**What the exercise asks:**
The lines to copy from the listing below are those that contain the string "entries".

**Source material:**
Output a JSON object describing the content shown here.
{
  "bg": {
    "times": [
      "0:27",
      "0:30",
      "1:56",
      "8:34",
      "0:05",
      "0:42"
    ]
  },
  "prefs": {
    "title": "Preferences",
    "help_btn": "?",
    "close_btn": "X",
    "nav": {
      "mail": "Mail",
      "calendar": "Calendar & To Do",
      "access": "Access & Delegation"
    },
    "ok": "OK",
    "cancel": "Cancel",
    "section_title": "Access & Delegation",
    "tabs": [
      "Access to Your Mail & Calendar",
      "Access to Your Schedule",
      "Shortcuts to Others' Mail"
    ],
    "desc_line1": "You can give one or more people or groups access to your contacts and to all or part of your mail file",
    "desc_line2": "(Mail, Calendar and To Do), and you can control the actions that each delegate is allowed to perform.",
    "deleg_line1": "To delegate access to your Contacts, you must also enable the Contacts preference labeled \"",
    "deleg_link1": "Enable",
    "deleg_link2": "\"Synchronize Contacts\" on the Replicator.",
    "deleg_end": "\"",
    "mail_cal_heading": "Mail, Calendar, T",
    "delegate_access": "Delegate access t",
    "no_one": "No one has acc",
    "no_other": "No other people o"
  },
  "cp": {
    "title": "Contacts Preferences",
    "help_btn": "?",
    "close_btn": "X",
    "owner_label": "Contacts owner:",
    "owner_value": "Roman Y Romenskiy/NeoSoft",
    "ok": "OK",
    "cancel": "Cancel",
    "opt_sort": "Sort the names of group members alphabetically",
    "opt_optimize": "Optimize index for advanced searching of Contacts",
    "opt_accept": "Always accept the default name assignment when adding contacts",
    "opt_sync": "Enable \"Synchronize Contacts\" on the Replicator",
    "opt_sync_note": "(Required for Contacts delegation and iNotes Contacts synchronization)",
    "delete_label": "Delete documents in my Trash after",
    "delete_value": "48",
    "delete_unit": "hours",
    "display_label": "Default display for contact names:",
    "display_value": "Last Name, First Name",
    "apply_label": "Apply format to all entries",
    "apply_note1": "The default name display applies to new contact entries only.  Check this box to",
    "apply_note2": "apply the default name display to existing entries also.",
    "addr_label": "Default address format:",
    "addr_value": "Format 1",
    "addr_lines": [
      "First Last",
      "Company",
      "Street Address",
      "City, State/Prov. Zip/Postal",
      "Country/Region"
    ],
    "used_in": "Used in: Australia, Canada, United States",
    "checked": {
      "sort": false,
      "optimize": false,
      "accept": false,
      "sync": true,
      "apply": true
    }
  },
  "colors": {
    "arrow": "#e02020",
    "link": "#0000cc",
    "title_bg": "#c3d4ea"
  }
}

**Written solution:**
    "apply_label": "Apply format to all entries",
    "apply_note1": "The default name display applies to new contact entries only.  Check this box to",
    "apply_note2": "apply the default name display to existing entries also.",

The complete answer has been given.